kitchari

The thought of no coffee is daunting. I can already feel the headache of withdrawal. Which makes me think I should probably do a trial cleanse before the upcoming workshop. Starting with Kitchari. So I made it today, adapting the recipe that that Hobson shared in the link, above. While I wouldn’t serve it at a dinner party, it’s actually quite tasty. And supremely comforting. Here’s what I did.

4 T. coconut oil
1 head cauliflower, separated into florets
1 T. black mustard seeds
1T. mustard seeds
1 2-inch piece of fresh ginger, peeled and minced
1 T. turmeric
1 heaping t. ground cumin
1/2 t. cardamon
1/2 t. cinnamon
1/2 t. coarsely ground black pepper
1 c. dry green mung beans
1 c. brown basmati rice
5 c. water
1″ piece kombu
1 T. pink Himalayan (or kosher) salt, or to taste

1. Rinse the beans, place them in a bowl, and cover with warm water. Set aside to soak.

2. Heat 1 T. coconut oil in a large skillet over medium high heat. Spread a layer of cauliflower florets in the skillet, leaving room around the pieces, and cook for about 10 minutes, turning occasionally, until lightly browned. You’ll probably need to cook the cauliflower in two batches. Add a couple of tablespoons of water to the pan if it starts to get too brown.

3. Meanwhile, heat the remaining coconut oil in a medium or large saucepan over medium heat. Add the seeds and heat until they start to pop. Drain the beans. Add the ginger, herbs, beans, and rice to the mustard seeds in coconut oil and cook, stirring, for a minute or two, until the herbs are fragrant. Add the water and kombu. Bring to a boil, reduce the heat to a simmer, add the cauliflower, cover, and cook for approximately 40 minutes. Stir in salt. Serve!

Intentions

Today marks exactly one year since I started this blog. A year of not being afraid to fail. Or, rather, trying despite the fear. Because despite what Yoda said, trying is doing. (http://bit.ly/18Zte7X)

A year ago I started out full speed, overflowing with energy and ideas and expectations about how things would be. Daily posts lasted, what, a month? Or maybe it took less time than that for me to slow down, eventually being lucky to post weekly. Although I could, I’m not going to look it up right now. Because it doesn’t matter. What matters is that I accomplished the larger goal. Dreamsofmyfava exists. You read it. A fact for which I am deeply grateful every day. Truly.

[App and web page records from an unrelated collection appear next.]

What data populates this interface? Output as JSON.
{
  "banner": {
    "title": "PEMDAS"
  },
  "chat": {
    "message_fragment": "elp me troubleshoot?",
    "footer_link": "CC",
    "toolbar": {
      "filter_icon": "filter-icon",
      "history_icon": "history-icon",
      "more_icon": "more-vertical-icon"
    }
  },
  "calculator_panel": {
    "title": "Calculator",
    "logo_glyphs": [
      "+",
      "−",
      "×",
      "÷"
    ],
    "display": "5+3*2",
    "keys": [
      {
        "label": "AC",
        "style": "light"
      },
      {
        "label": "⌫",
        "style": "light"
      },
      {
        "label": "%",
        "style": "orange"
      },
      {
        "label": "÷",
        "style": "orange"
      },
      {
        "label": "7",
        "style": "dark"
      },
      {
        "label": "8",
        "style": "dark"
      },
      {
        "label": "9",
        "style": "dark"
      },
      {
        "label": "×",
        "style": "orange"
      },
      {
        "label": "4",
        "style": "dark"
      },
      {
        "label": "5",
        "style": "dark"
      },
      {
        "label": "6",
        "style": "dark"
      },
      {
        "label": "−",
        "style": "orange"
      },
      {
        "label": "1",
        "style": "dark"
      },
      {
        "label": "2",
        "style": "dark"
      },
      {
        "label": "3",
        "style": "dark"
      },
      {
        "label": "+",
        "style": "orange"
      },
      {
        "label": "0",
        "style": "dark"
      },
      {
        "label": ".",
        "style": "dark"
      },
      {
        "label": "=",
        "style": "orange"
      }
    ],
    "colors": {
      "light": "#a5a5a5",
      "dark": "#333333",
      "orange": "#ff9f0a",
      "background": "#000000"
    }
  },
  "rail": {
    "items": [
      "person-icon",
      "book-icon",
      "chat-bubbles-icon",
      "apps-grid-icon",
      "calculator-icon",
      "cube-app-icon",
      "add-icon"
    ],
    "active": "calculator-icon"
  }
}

I’m not cooking today.  And I’m not going to post a recipe. Because (a) my freezer is full of food I’ve made over the past month; and (b) I want to spend time hanging out with two of my dearest friends, who are in town for a very short visit. So my plan for today is to pull some buckwheat waffles with pecans out from the freezer (http://bit.ly/1g0Eimk) and relax with my friends until it’s time for them to leave. Then, afterward, maybe practice yoga on my own. Set some intentions for the new year. Eat some more food from my freezer. Above all, whatever the days holds, to stay present in each moment, as it is. Open.

Although I’m not cooking or posting about food today, I decided to write anyway, while they’re still sleeping, because I wanted to thank you for helping me make this happen, for reading what I write, trying out the recipes, sharing in this process. This year my plan is to follow through on the idea that started this project and write a cookbook. Make something tangible, a compendium of recipes and information about cooking and eating beans. That will maybe also be about some of my experiences over these past couple of years, things I’ve noticed as I went through a divorce, got serious about my yoga practice, started improv, and started to open up.

Honestly, I’m not sure how that’s going to happen. It may not. We’ll see. What I am sure of is that the process of trying is what matters. That I will learn something along the way, that I will grow. Which is, as best as I’ve been able to figure out, the point of being alive. Doing your best, day after day after day. Happy Near Year. I hope 2014 is good to you. That you love and are loved until your heart cracks wide open and stays that way so that you are overflowing with  and in love. Life is good that way. Even when it’s hard. Peace.